A tattered book lay on the turf at her feet. She picked it up and held it out to him. For a while he looked at her eyes, and from them to the book, unable to believe. Then, with a noise like a sob, he sprang and snatched it, and hid it with a hug in the breast of his coat.
"I got a message for you," repeated Tilda. "There's someone wants to see you, very bad."
"You go away!" said the boy sullenly. "You don't know. If he catches you, there's no chance."
Tilda had time in her distress to be astonished by his voice. It was pure, distinct, with the tone of a sphere not hers. Yet she recognised it. She had heard celestial beings--ladies and gentlemen in Maggs's three-shilling seats--talk in voices like this boy's.
"I've took a 'eap o' trouble to find yer," she said. "An' now I've done it, all depends on our gettin' out o' this. Ain't there no way? Do try to think a bit!"
The boy shook his head.
"There isn't any way. You let me alone, and clear."
"He can't do worse'n kill us," said Tilda desperately, with a look back at the house. "S'help me, let's try!"
But her spirit quailed.
"He won't kill you. He'll catch you, and keep you here for ever and ever."
"We'll try, all the same."
Tilda shut her teeth and held out a hand--or rather, was beginning to extend it--when a sound arrested her. It came from the door of the glass-house, and as she glanced towards it her heart leapt and stood still.
Yes, it was 'Dolph, dirty, begrimed with coal; 'Dolph fawning towards her, cringing almost on his belly, but wagging his stump of a tail ecstatically. Tilda dashed upon him.
The dog strangled down a bark, and ran back to the glass-house, but paused in the doorway a moment to make sure that she was following. It was all right. Tilda had caught the boy's hand, and was dragging him along. 'Dolph led them through the glass-house and down a flight of four steps to the broken door of a furnace-room. They pushed after him. Behind the furnace a second doorway opened upon a small coal-cellar, through the ceiling of which, in the right-hand corner, poured a circular ray of light. The ray travelled down a moraine of broken coal, so broad at the base that it covered the whole cellar floor, but narrowing upwards and towards the manhole through which the daylight shone.
Down through the manhole, too--O bliss!--came the sound of a man's whistle.
"Ph'ut! Phee-ee--uht! Darn that fool of a dog! Ph'w--"
"For the Lord's sake!" called Tilda, pushing the boy up the coal-shute ahead of her and panting painfully as her feet sank and slid in the black pile.

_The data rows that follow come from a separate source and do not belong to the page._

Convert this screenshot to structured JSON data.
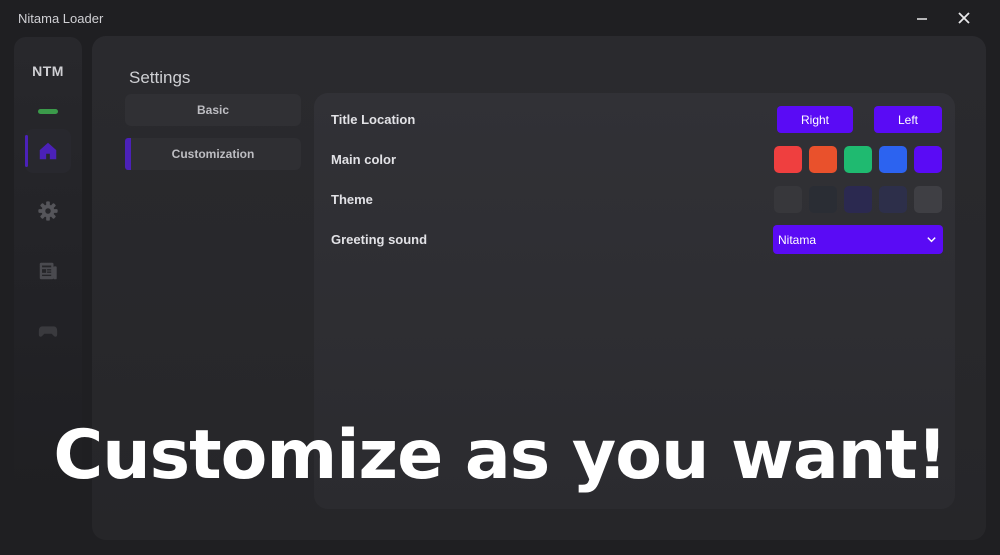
{
  "window": {
    "title": "Nitama Loader"
  },
  "sidebar": {
    "logo": "NTM",
    "status_color": "#3b9a4a",
    "items": [
      {
        "icon": "home-icon",
        "active": true
      },
      {
        "icon": "gear-icon",
        "active": false
      },
      {
        "icon": "news-icon",
        "active": false
      },
      {
        "icon": "gamepad-icon",
        "active": false
      }
    ]
  },
  "settings": {
    "title": "Settings",
    "tabs": [
      {
        "label": "Basic"
      },
      {
        "label": "Customization",
        "active": true
      }
    ]
  },
  "customization": {
    "title_location": {
      "label": "Title Location",
      "options": [
        {
          "label": "Right"
        },
        {
          "label": "Left"
        }
      ]
    },
    "main_color": {
      "label": "Main color",
      "swatches": [
        "#ef3f3f",
        "#e9512c",
        "#1fba70",
        "#2c63f0",
        "#5a0bf5"
      ]
    },
    "theme": {
      "label": "Theme",
      "swatches": [
        "#37373b",
        "#2a2d34",
        "#2b2950",
        "#2d2f4a",
        "#3f3f44"
      ]
    },
    "greeting_sound": {
      "label": "Greeting sound",
      "value": "Nitama"
    }
  },
  "banner": {
    "text": "Customize as you want!"
  },
  "colors": {
    "accent": "#5a0bf5",
    "accent_bar": "#4b21b8"
  }
}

"Eh? . . . Hullo!" A man's face peered down, shutting off the daylight. "Well, in all my born days--"
He reached down a hand.
"The boy first," gasped Tilda, "--and quick!"